### Task directions:
Locate every line in the records below that contains the word "title", and copy each one.

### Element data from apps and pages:
- Opening Delimiter -
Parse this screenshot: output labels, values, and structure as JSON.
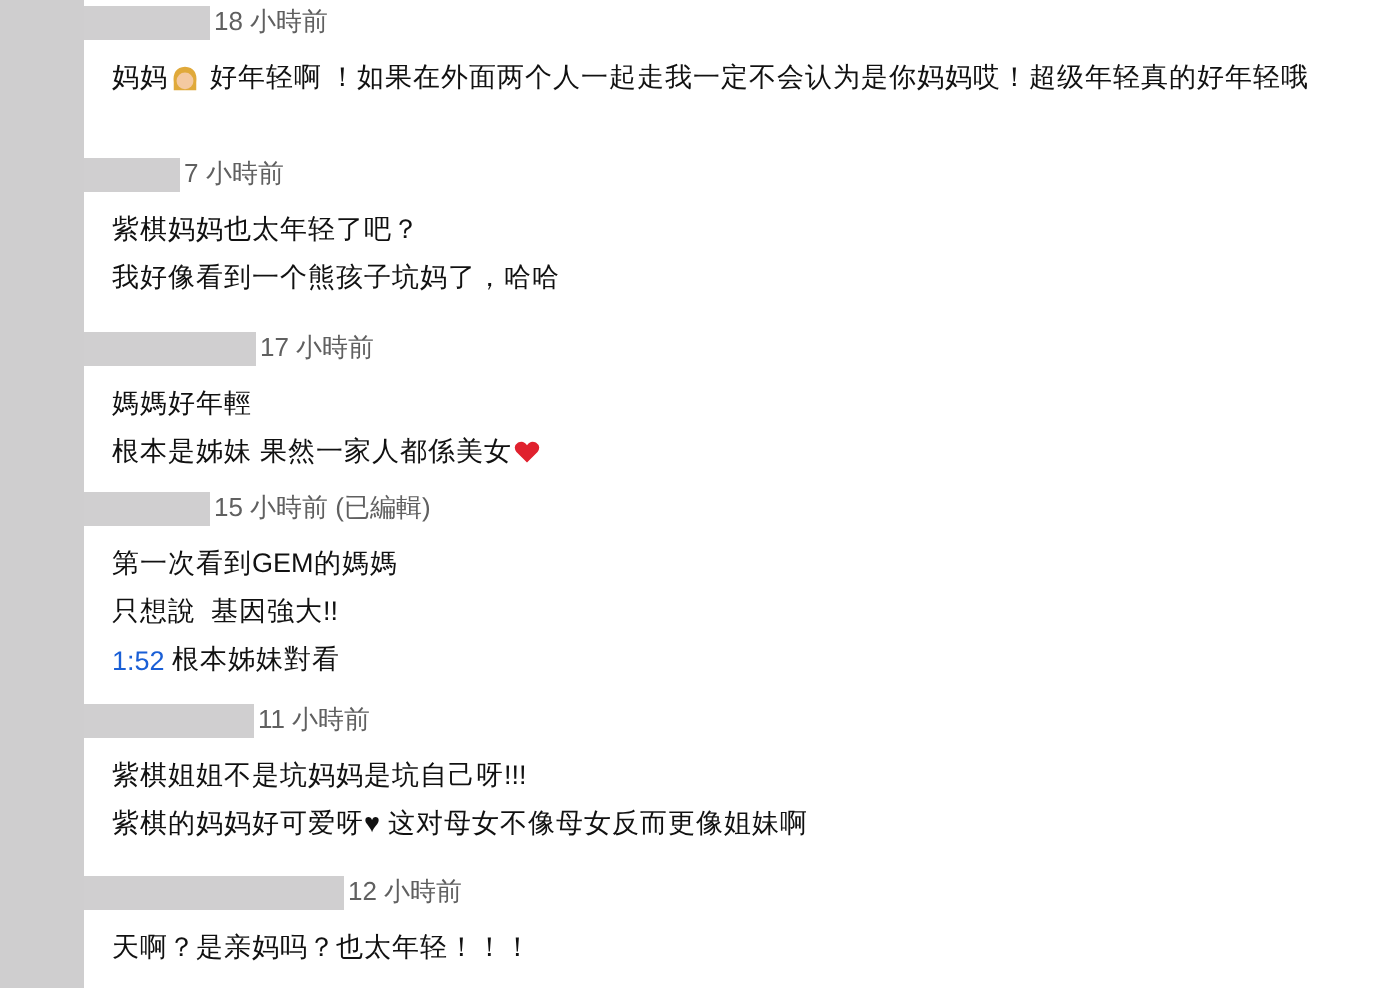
{
  "comments": [
    {
      "time": "18 小時前",
      "lines": [
        [
          {
            "kind": "text",
            "text": "妈妈"
          },
          {
            "kind": "emoji"
          },
          {
            "kind": "text",
            "text": " 好年轻啊 ！如果在外面两个人一起走我一定不会认为是你妈妈哎！超级年轻真的好年轻哦"
          }
        ]
      ]
    },
    {
      "time": "7 小時前",
      "lines": [
        [
          {
            "kind": "text",
            "text": "紫棋妈妈也太年轻了吧？"
          }
        ],
        [
          {
            "kind": "text",
            "text": "我好像看到一个熊孩子坑妈了，哈哈"
          }
        ]
      ]
    },
    {
      "time": "17 小時前",
      "lines": [
        [
          {
            "kind": "text",
            "text": "媽媽好年輕"
          }
        ],
        [
          {
            "kind": "text",
            "text": "根本是姊妹 果然一家人都係美女"
          },
          {
            "kind": "heart"
          }
        ]
      ]
    },
    {
      "time": "15 小時前 (已編輯)",
      "lines": [
        [
          {
            "kind": "text",
            "text": "第一次看到GEM的媽媽"
          }
        ],
        [
          {
            "kind": "text",
            "text": "只想說  基因強大!!"
          }
        ],
        [
          {
            "kind": "link",
            "text": "1:52"
          },
          {
            "kind": "text",
            "text": " 根本姊妹對看"
          }
        ]
      ]
    },
    {
      "time": "11 小時前",
      "lines": [
        [
          {
            "kind": "text",
            "text": "紫棋姐姐不是坑妈妈是坑自己呀!!!"
          }
        ],
        [
          {
            "kind": "text",
            "text": "紫棋的妈妈好可爱呀♥ 这对母女不像母女反而更像姐妹啊"
          }
        ]
      ]
    },
    {
      "time": "12 小時前",
      "lines": [
        [
          {
            "kind": "text",
            "text": "天啊？是亲妈吗？也太年轻！！！"
          }
        ]
      ]
    }
  ]
}
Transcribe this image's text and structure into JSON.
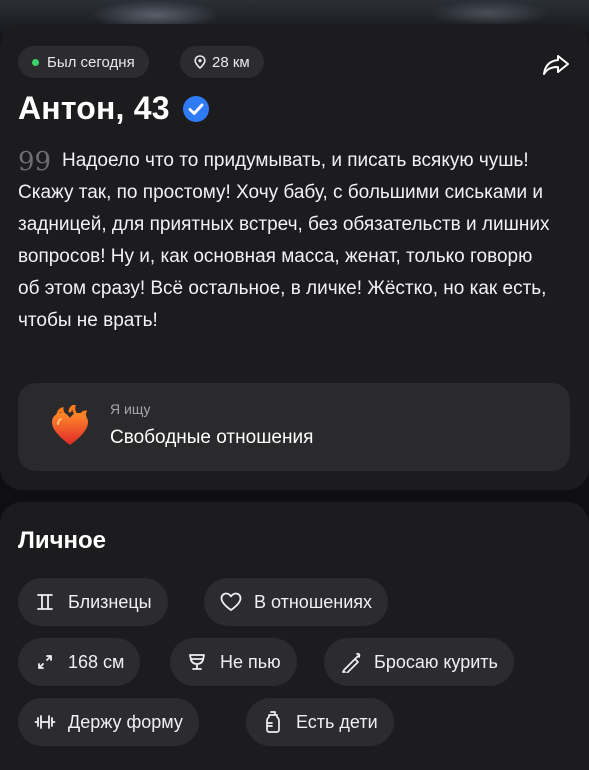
{
  "profile": {
    "status": "Был сегодня",
    "distance": "28 км",
    "name": "Антон, 43",
    "bio": "Надоело что то придумывать, и писать всякую чушь! Скажу так, по простому! Хочу бабу, с большими сиськами и задницей, для приятных встреч, без обязательств и лишних вопросов! Ну и, как основная масса, женат, только говорю об этом сразу! Всё остальное, в личке! Жёстко, но как есть, чтобы не врать!",
    "quote_mark": "99",
    "seeking": {
      "label": "Я ищу",
      "value": "Свободные отношения"
    }
  },
  "personal": {
    "title": "Личное",
    "tags": [
      {
        "label": "Близнецы",
        "icon": "gemini-icon"
      },
      {
        "label": "В отношениях",
        "icon": "heart-outline-icon"
      },
      {
        "label": "168 см",
        "icon": "height-arrows-icon"
      },
      {
        "label": "Не пью",
        "icon": "glass-icon"
      },
      {
        "label": "Бросаю курить",
        "icon": "cigarette-icon"
      },
      {
        "label": "Держу форму",
        "icon": "dumbbell-icon"
      },
      {
        "label": "Есть дети",
        "icon": "baby-bottle-icon"
      }
    ]
  },
  "colors": {
    "background": "#0f0f11",
    "card": "#1c1c1e",
    "chip": "#2c2c2e",
    "online": "#39d36a",
    "verified": "#2f7bf5"
  }
}
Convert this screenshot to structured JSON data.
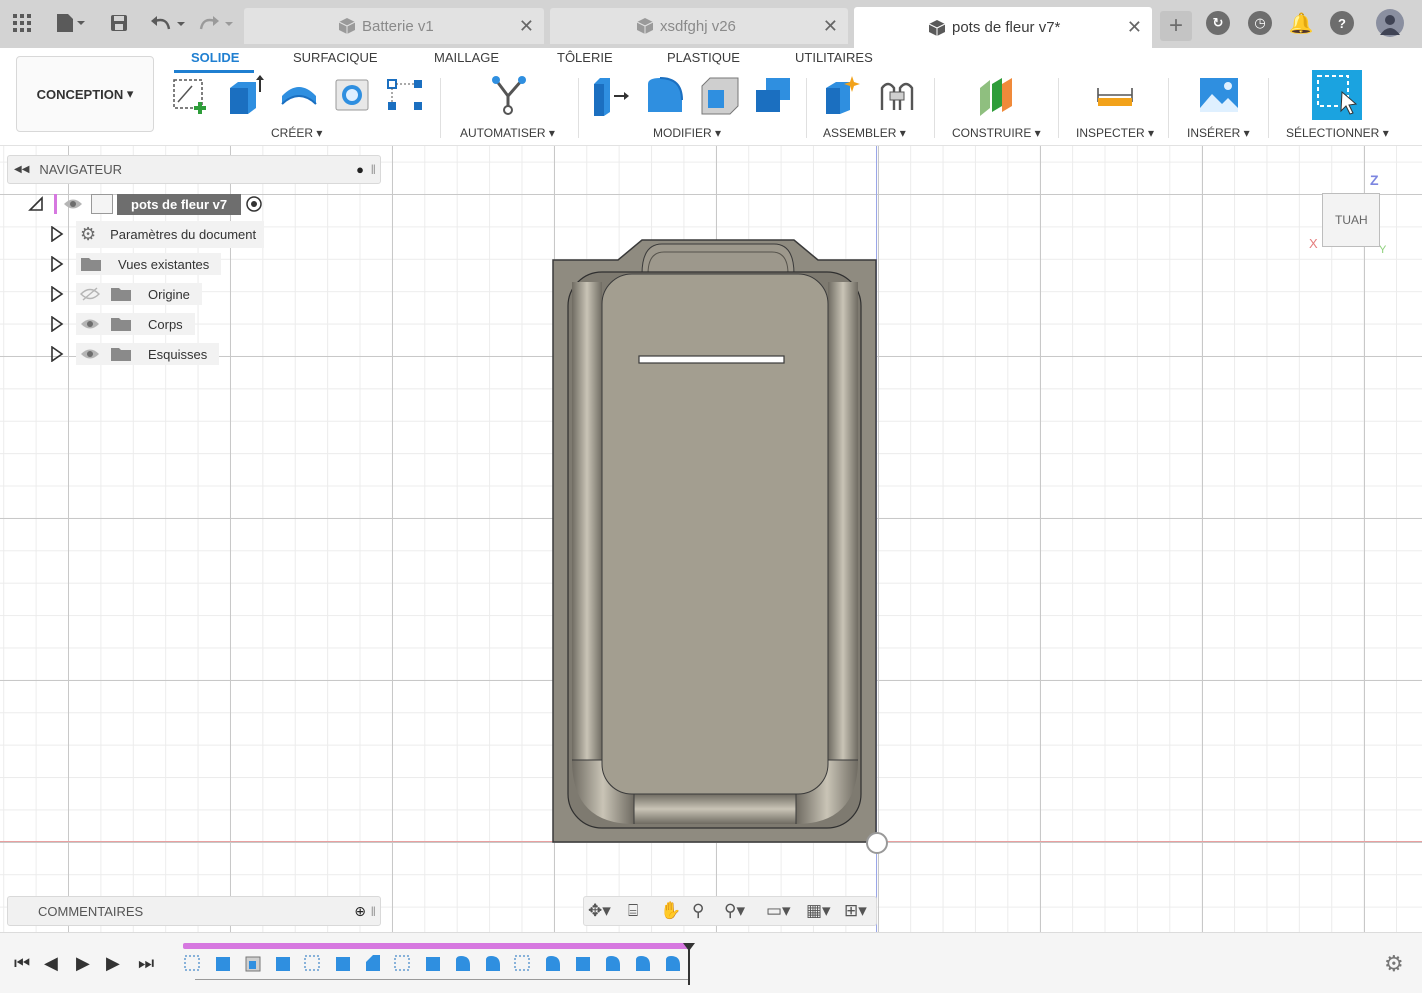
{
  "tabs": [
    {
      "label": "Batterie v1",
      "active": false
    },
    {
      "label": "xsdfghj v26",
      "active": false
    },
    {
      "label": "pots de fleur v7*",
      "active": true
    }
  ],
  "toolbar": {
    "workspace": "CONCEPTION",
    "tabs": [
      "SOLIDE",
      "SURFACIQUE",
      "MAILLAGE",
      "TÔLERIE",
      "PLASTIQUE",
      "UTILITAIRES"
    ],
    "groups": {
      "create": "CRÉER",
      "automate": "AUTOMATISER",
      "modify": "MODIFIER",
      "assemble": "ASSEMBLER",
      "construct": "CONSTRUIRE",
      "inspect": "INSPECTER",
      "insert": "INSÉRER",
      "select": "SÉLECTIONNER"
    }
  },
  "navigator": {
    "title": "NAVIGATEUR",
    "root": "pots de fleur v7",
    "items": [
      {
        "label": "Paramètres du document",
        "icon": "gear-icon",
        "visible_toggle": false
      },
      {
        "label": "Vues existantes",
        "icon": "folder-icon",
        "visible_toggle": false
      },
      {
        "label": "Origine",
        "icon": "folder-icon",
        "visible_toggle": true,
        "hidden": true
      },
      {
        "label": "Corps",
        "icon": "folder-icon",
        "visible_toggle": true,
        "hidden": false
      },
      {
        "label": "Esquisses",
        "icon": "folder-icon",
        "visible_toggle": true,
        "hidden": false
      }
    ]
  },
  "comments": {
    "title": "COMMENTAIRES"
  },
  "viewcube": {
    "face": "HAUT",
    "axis_x": "X",
    "axis_y": "Y",
    "axis_z": "Z"
  },
  "colors": {
    "accent": "#1f7fd1",
    "model_body": "#8f8b80",
    "model_inner": "#a39e90",
    "timeline_bar": "#d678e0",
    "axis_x": "#e8a0a0",
    "axis_z": "#9aa6e8"
  }
}
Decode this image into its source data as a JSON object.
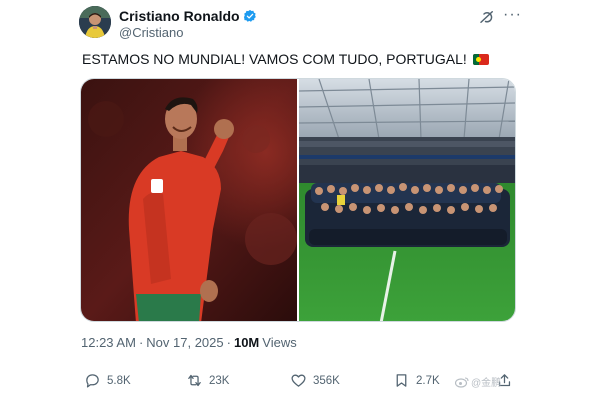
{
  "author": {
    "display_name": "Cristiano Ronaldo",
    "handle": "@Cristiano",
    "avatar_icon": "profile-photo",
    "verified_color": "#1d9bf0"
  },
  "header_icons": [
    "grok-icon",
    "more-icon"
  ],
  "tweet": {
    "text": "ESTAMOS NO MUNDIAL! VAMOS COM TUDO, PORTUGAL!",
    "emoji": "portugal-flag"
  },
  "media": [
    {
      "alt_icon": "ronaldo-celebrating-photo"
    },
    {
      "alt_icon": "team-celebration-stadium-photo"
    }
  ],
  "meta": {
    "time": "12:23 AM",
    "separator": "·",
    "date": "Nov 17, 2025",
    "separator2": "·",
    "views_count": "10M",
    "views_label": "Views"
  },
  "actions": {
    "replies": "5.8K",
    "reposts": "23K",
    "likes": "356K",
    "bookmarks": "2.7K"
  },
  "watermark": {
    "text": "@金鹏"
  },
  "colors": {
    "text": "#0f1419",
    "secondary": "#536471",
    "border": "#cfd9de"
  }
}
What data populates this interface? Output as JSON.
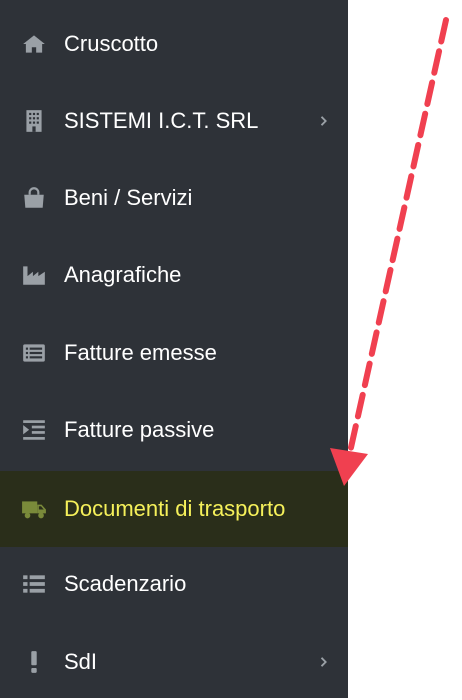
{
  "sidebar": {
    "items": [
      {
        "label": "Cruscotto",
        "icon": "home-icon"
      },
      {
        "label": "SISTEMI I.C.T. SRL",
        "icon": "building-icon",
        "has_submenu": true
      },
      {
        "label": "Beni / Servizi",
        "icon": "shopping-bag-icon"
      },
      {
        "label": "Anagrafiche",
        "icon": "industry-icon"
      },
      {
        "label": "Fatture emesse",
        "icon": "list-alt-icon"
      },
      {
        "label": "Fatture passive",
        "icon": "indent-icon"
      },
      {
        "label": "Documenti di trasporto",
        "icon": "truck-icon",
        "active": true
      },
      {
        "label": "Scadenzario",
        "icon": "list-icon"
      },
      {
        "label": "SdI",
        "icon": "exclamation-icon",
        "has_submenu": true
      }
    ]
  },
  "colors": {
    "sidebar_bg": "#2e3238",
    "icon": "#9aa0a6",
    "active_bg": "#2a2e1a",
    "active_text": "#f5f05a",
    "active_icon": "#7a8a3a",
    "annotation_arrow": "#f04050"
  }
}
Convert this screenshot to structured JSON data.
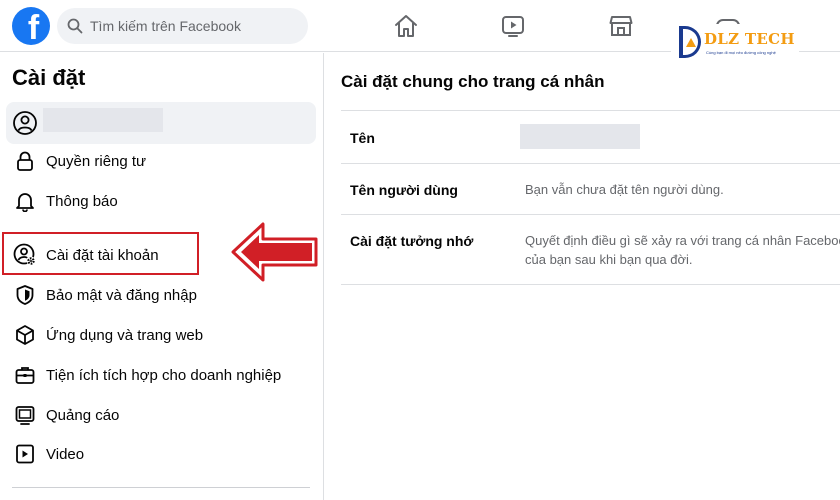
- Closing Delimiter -
### Solved exercise:
    "title": "Личное",
    "title": "NAVIGATEUR",
    "title": "COMMENTAIRES"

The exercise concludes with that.